**The task**
Reproduce the data below in full and to the letter, images excepted.

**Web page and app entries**

_____

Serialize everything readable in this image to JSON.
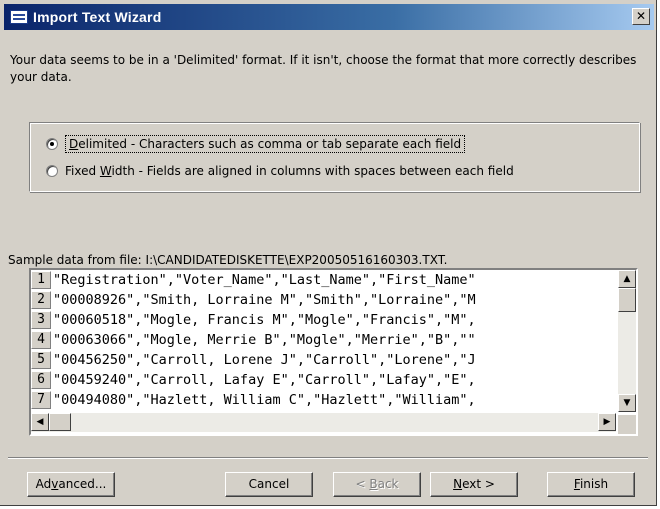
{
  "window": {
    "title": "Import Text Wizard",
    "close_glyph": "✕"
  },
  "intro": "Your data seems to be in a 'Delimited' format. If it isn't, choose the format that more correctly describes your data.",
  "options": [
    {
      "label_prefix": "",
      "accel": "D",
      "label_rest": "elimited - Characters such as comma or tab separate each field",
      "checked": true
    },
    {
      "label_prefix": "Fixed ",
      "accel": "W",
      "label_rest": "idth - Fields are aligned in columns with spaces between each field",
      "checked": false
    }
  ],
  "sample": {
    "label": "Sample data from file: I:\\CANDIDATEDISKETTE\\EXP20050516160303.TXT.",
    "rows": [
      {
        "num": "1",
        "text": "\"Registration\",\"Voter_Name\",\"Last_Name\",\"First_Name\""
      },
      {
        "num": "2",
        "text": "\"00008926\",\"Smith, Lorraine M\",\"Smith\",\"Lorraine\",\"M"
      },
      {
        "num": "3",
        "text": "\"00060518\",\"Mogle, Francis M\",\"Mogle\",\"Francis\",\"M\","
      },
      {
        "num": "4",
        "text": "\"00063066\",\"Mogle, Merrie B\",\"Mogle\",\"Merrie\",\"B\",\"\""
      },
      {
        "num": "5",
        "text": "\"00456250\",\"Carroll, Lorene J\",\"Carroll\",\"Lorene\",\"J"
      },
      {
        "num": "6",
        "text": "\"00459240\",\"Carroll, Lafay E\",\"Carroll\",\"Lafay\",\"E\","
      },
      {
        "num": "7",
        "text": "\"00494080\",\"Hazlett, William C\",\"Hazlett\",\"William\","
      }
    ]
  },
  "scrollbar": {
    "up_icon": "up-arrow-icon",
    "down_icon": "down-arrow-icon",
    "left_icon": "left-arrow-icon",
    "right_icon": "right-arrow-icon"
  },
  "buttons": {
    "advanced": {
      "pre": "Ad",
      "accel": "v",
      "post": "anced..."
    },
    "cancel": {
      "label": "Cancel"
    },
    "back": {
      "pre": "< ",
      "accel": "B",
      "post": "ack",
      "disabled": true
    },
    "next": {
      "pre": "",
      "accel": "N",
      "post": "ext >"
    },
    "finish": {
      "pre": "",
      "accel": "F",
      "post": "inish"
    }
  }
}
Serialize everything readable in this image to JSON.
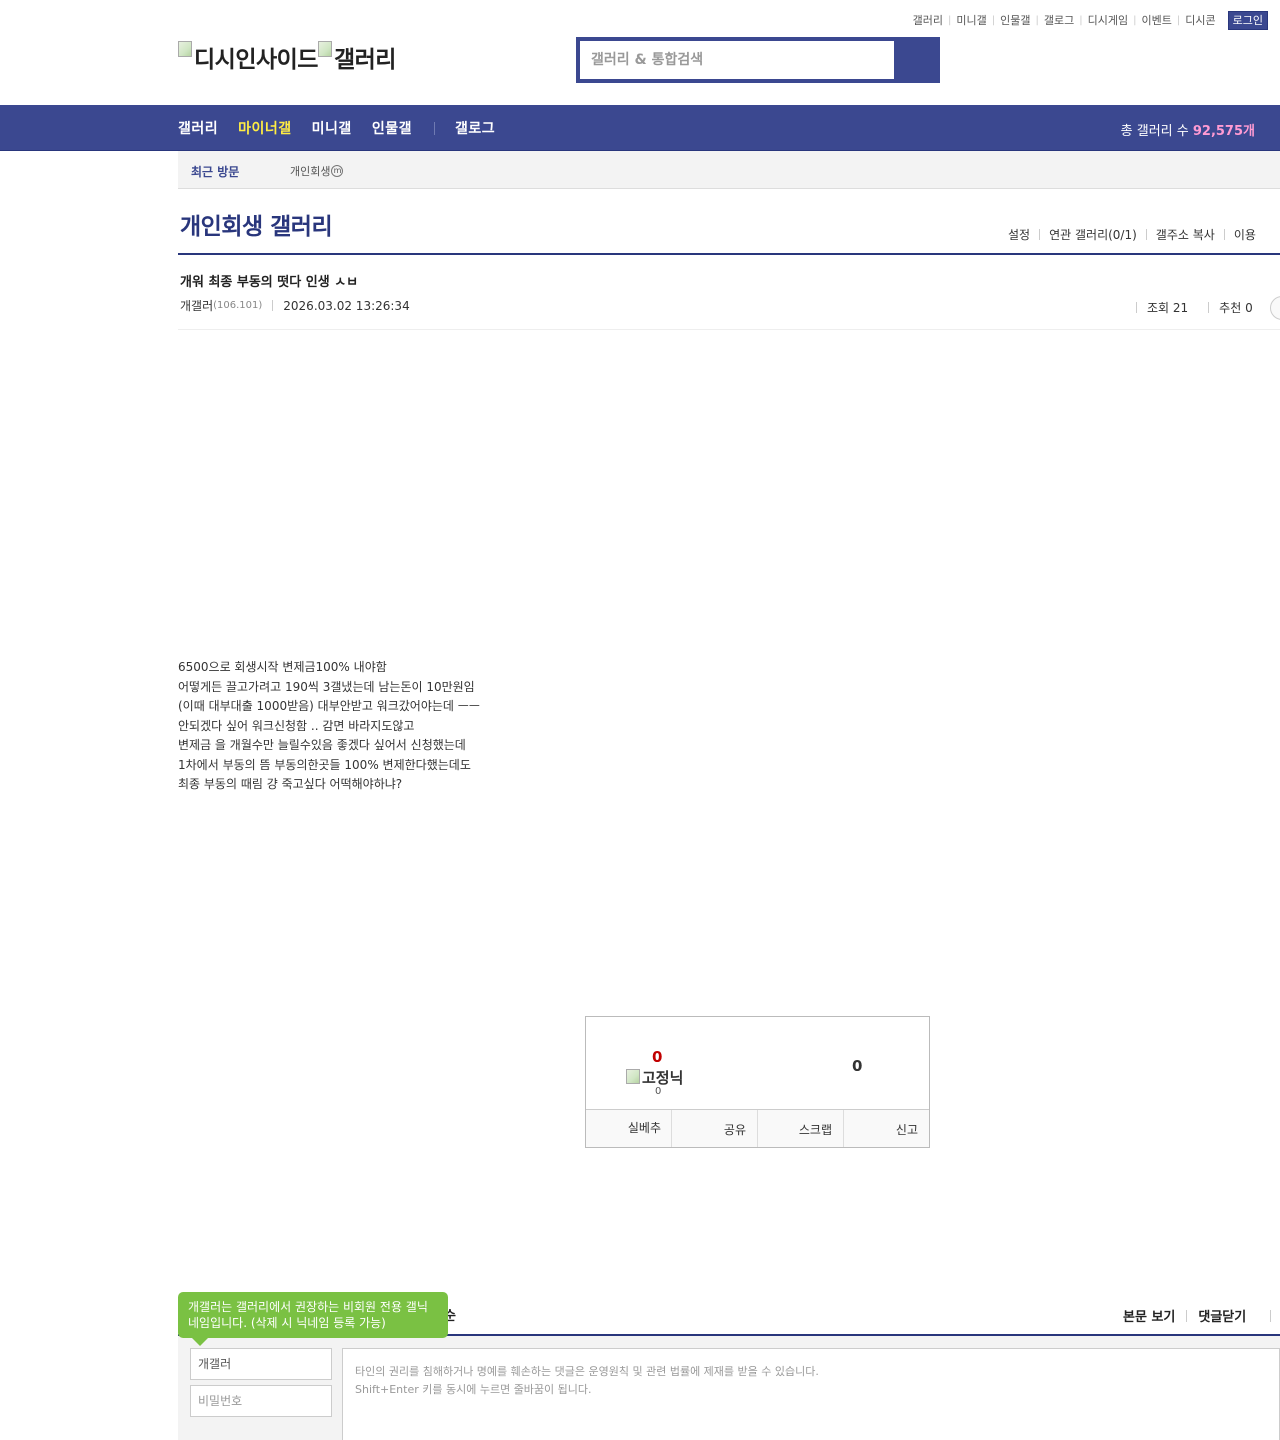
{
  "top_links": [
    "갤러리",
    "미니갤",
    "인물갤",
    "갤로그",
    "디시게임",
    "이벤트",
    "디시콘"
  ],
  "login_label": "로그인",
  "logo": {
    "alt1": "디시인사이드",
    "alt2": "갤러리"
  },
  "search": {
    "placeholder": "갤러리 & 통합검색"
  },
  "nav": {
    "items": [
      "갤러리",
      "마이너갤",
      "미니갤",
      "인물갤"
    ],
    "extra": "갤로그",
    "total_label": "총 갤러리 수",
    "total_value": "92,575개"
  },
  "recent": {
    "title": "최근 방문",
    "item": "개인회생",
    "badge": "m"
  },
  "gallery": {
    "title": "개인회생 갤러리",
    "menu": [
      "설정",
      "연관 갤러리(0/1)",
      "갤주소 복사",
      "이용"
    ]
  },
  "post": {
    "title": "개워 최종 부동의 떳다 인생 ㅅㅂ",
    "author": "개갤러",
    "ip": "(106.101)",
    "date": "2026.03.02 13:26:34",
    "views_label": "조회 21",
    "recommend_label": "추천 0",
    "body": [
      "6500으로 회생시작 변제금100% 내야함",
      "어떻게든 끌고가려고 190씩 3갤냈는데 남는돈이 10만원임",
      "(이때 대부대출 1000받음) 대부안받고 워크갔어야는데 ㅡㅡ",
      "안되겠다 싶어 워크신청함 .. 감면 바라지도않고",
      "변제금 을 개월수만 늘릴수있음 좋겠다 싶어서 신청했는데",
      "1차에서 부동의 뜸 부동의한곳들 100% 변제한다했는데도",
      "최종 부동의 때림 걍 죽고싶다 어떡해야하냐?"
    ]
  },
  "recommend_box": {
    "up_count": "0",
    "fixed_nick_alt": "고정닉",
    "fixed_count": "0",
    "down_count": "0",
    "buttons": [
      "실베추",
      "공유",
      "스크랩",
      "신고"
    ]
  },
  "comments": {
    "peek": "순",
    "view_body": "본문 보기",
    "close_comments": "댓글닫기",
    "tooltip": "개갤러는 갤러리에서 권장하는 비회원 전용 갤닉네임입니다. (삭제 시 닉네임 등록 가능)",
    "name_value": "개갤러",
    "password_placeholder": "비밀번호",
    "textarea_line1": "타인의 권리를 침해하거나 명예를 훼손하는 댓글은 운영원칙 및 관련 법률에 제재를 받을 수 있습니다.",
    "textarea_line2": "Shift+Enter 키를 동시에 누르면 줄바꿈이 됩니다."
  },
  "colors": {
    "brand": "#3b4890",
    "brand_dark": "#29367c",
    "active_nav": "#ffed43",
    "count": "#ff9bd3",
    "tooltip": "#7ac143",
    "up": "#c10000"
  }
}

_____

**Result for this exercise**
Serialize everything readable in this image to JSON.
{
  "window": {
    "title": "Import Text Wizard",
    "close_glyph": "✕"
  },
  "intro": "Your data seems to be in a 'Delimited' format. If it isn't, choose the format that more correctly describes your data.",
  "options": [
    {
      "label_prefix": "",
      "accel": "D",
      "label_rest": "elimited - Characters such as comma or tab separate each field",
      "checked": true
    },
    {
      "label_prefix": "Fixed ",
      "accel": "W",
      "label_rest": "idth - Fields are aligned in columns with spaces between each field",
      "checked": false
    }
  ],
  "sample": {
    "label": "Sample data from file: I:\\CANDIDATEDISKETTE\\EXP20050516160303.TXT.",
    "rows": [
      {
        "num": "1",
        "text": "\"Registration\",\"Voter_Name\",\"Last_Name\",\"First_Name\""
      },
      {
        "num": "2",
        "text": "\"00008926\",\"Smith, Lorraine M\",\"Smith\",\"Lorraine\",\"M"
      },
      {
        "num": "3",
        "text": "\"00060518\",\"Mogle, Francis M\",\"Mogle\",\"Francis\",\"M\","
      },
      {
        "num": "4",
        "text": "\"00063066\",\"Mogle, Merrie B\",\"Mogle\",\"Merrie\",\"B\",\"\""
      },
      {
        "num": "5",
        "text": "\"00456250\",\"Carroll, Lorene J\",\"Carroll\",\"Lorene\",\"J"
      },
      {
        "num": "6",
        "text": "\"00459240\",\"Carroll, Lafay E\",\"Carroll\",\"Lafay\",\"E\","
      },
      {
        "num": "7",
        "text": "\"00494080\",\"Hazlett, William C\",\"Hazlett\",\"William\","
      }
    ]
  },
  "scrollbar": {
    "up_icon": "up-arrow-icon",
    "down_icon": "down-arrow-icon",
    "left_icon": "left-arrow-icon",
    "right_icon": "right-arrow-icon"
  },
  "buttons": {
    "advanced": {
      "pre": "Ad",
      "accel": "v",
      "post": "anced..."
    },
    "cancel": {
      "label": "Cancel"
    },
    "back": {
      "pre": "< ",
      "accel": "B",
      "post": "ack",
      "disabled": true
    },
    "next": {
      "pre": "",
      "accel": "N",
      "post": "ext >"
    },
    "finish": {
      "pre": "",
      "accel": "F",
      "post": "inish"
    }
  }
}
Serialize everything readable in this image to JSON.
{
  "top_links": [
    "갤러리",
    "미니갤",
    "인물갤",
    "갤로그",
    "디시게임",
    "이벤트",
    "디시콘"
  ],
  "login_label": "로그인",
  "logo": {
    "alt1": "디시인사이드",
    "alt2": "갤러리"
  },
  "search": {
    "placeholder": "갤러리 & 통합검색"
  },
  "nav": {
    "items": [
      "갤러리",
      "마이너갤",
      "미니갤",
      "인물갤"
    ],
    "extra": "갤로그",
    "total_label": "총 갤러리 수",
    "total_value": "92,575개"
  },
  "recent": {
    "title": "최근 방문",
    "item": "개인회생",
    "badge": "m"
  },
  "gallery": {
    "title": "개인회생 갤러리",
    "menu": [
      "설정",
      "연관 갤러리(0/1)",
      "갤주소 복사",
      "이용"
    ]
  },
  "post": {
    "title": "개워 최종 부동의 떳다 인생 ㅅㅂ",
    "author": "개갤러",
    "ip": "(106.101)",
    "date": "2026.03.02 13:26:34",
    "views_label": "조회 21",
    "recommend_label": "추천 0",
    "body": [
      "6500으로 회생시작 변제금100% 내야함",
      "어떻게든 끌고가려고 190씩 3갤냈는데 남는돈이 10만원임",
      "(이때 대부대출 1000받음) 대부안받고 워크갔어야는데 ㅡㅡ",
      "안되겠다 싶어 워크신청함 .. 감면 바라지도않고",
      "변제금 을 개월수만 늘릴수있음 좋겠다 싶어서 신청했는데",
      "1차에서 부동의 뜸 부동의한곳들 100% 변제한다했는데도",
      "최종 부동의 때림 걍 죽고싶다 어떡해야하냐?"
    ]
  },
  "recommend_box": {
    "up_count": "0",
    "fixed_nick_alt": "고정닉",
    "fixed_count": "0",
    "down_count": "0",
    "buttons": [
      "실베추",
      "공유",
      "스크랩",
      "신고"
    ]
  },
  "comments": {
    "peek": "순",
    "view_body": "본문 보기",
    "close_comments": "댓글닫기",
    "tooltip": "개갤러는 갤러리에서 권장하는 비회원 전용 갤닉네임입니다. (삭제 시 닉네임 등록 가능)",
    "name_value": "개갤러",
    "password_placeholder": "비밀번호",
    "textarea_line1": "타인의 권리를 침해하거나 명예를 훼손하는 댓글은 운영원칙 및 관련 법률에 제재를 받을 수 있습니다.",
    "textarea_line2": "Shift+Enter 키를 동시에 누르면 줄바꿈이 됩니다."
  },
  "colors": {
    "brand": "#3b4890",
    "brand_dark": "#29367c",
    "active_nav": "#ffed43",
    "count": "#ff9bd3",
    "tooltip": "#7ac143",
    "up": "#c10000"
  }
}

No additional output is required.